  • the blackmail element strengthened the claim, reducing the weight attached to any freedom of expression argument and increasing the weight of the arguments in favour of restraining publication; and
  • in carrying out the ultimate balancing test, Nicklin J said that NPV’s Article 8 rights were likely to prevail and a final injunction granted.

As for the claim for harassment, Nicklin J was satisfied that, insofar as the injunction sought interfered with the right of freedom of expression, NPV was likely to show that further acts by QEL and ZED of communicating with or about NPV should not be allowed:

  • NPV was likely to show that ZED’s demands, which NPV alleged amounted to blackmail, were oppressive and unacceptable, thereby constituting harassment of NPV;
  • ZED was unlikely to succeed in showing that he had a defence under s 1(3) of the Protection From Harassment Act 1997 that, “in the particular circumstances the pursuit of the course of conduct was reasonable”. On the contrary, if this was blackmail, it would amount to harassment; and
  • NPV was likely to show that QEL was a joint tortfeasor with ZED and thereby also liable for the acts of ZED.

Accordingly, Nicklin J granted the interim injunction sought.

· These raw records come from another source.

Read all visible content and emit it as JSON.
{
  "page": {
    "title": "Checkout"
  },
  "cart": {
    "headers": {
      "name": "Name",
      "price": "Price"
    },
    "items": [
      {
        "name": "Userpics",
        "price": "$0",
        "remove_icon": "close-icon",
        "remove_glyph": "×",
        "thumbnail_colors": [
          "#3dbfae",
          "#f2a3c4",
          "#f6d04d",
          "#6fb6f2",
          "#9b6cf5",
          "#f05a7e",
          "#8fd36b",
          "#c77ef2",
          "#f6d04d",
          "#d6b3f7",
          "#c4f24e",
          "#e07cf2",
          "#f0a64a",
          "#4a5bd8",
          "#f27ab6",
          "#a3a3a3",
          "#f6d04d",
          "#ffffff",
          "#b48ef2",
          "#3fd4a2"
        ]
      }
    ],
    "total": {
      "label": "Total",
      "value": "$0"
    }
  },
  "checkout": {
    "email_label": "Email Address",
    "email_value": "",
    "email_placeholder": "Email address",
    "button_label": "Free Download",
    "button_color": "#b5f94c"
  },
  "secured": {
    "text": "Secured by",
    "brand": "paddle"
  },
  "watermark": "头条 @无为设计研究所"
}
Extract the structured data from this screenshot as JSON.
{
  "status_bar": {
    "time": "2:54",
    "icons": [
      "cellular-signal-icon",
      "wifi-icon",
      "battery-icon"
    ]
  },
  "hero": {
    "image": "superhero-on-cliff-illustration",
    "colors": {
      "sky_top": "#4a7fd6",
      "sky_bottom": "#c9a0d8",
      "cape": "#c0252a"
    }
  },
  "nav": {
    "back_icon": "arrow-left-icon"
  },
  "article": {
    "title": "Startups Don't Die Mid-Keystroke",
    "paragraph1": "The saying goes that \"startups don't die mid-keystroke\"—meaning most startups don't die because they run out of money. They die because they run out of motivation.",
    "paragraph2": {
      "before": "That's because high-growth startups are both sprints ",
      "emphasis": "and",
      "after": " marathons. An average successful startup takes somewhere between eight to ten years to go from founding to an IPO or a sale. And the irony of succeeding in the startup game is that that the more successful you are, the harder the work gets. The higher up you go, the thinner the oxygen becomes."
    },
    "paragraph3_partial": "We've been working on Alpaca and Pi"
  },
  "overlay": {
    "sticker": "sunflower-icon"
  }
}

Interestingly, Nicklin J also permitted service of the injunction application and order on ZED by text message. Essentially, he allowed service by “the only practical alternative means presently available to [NPV]”. (NPV v QEL [2018] EWHC 703 (QB) 28 March 2018 — to read the judgment in full, click here).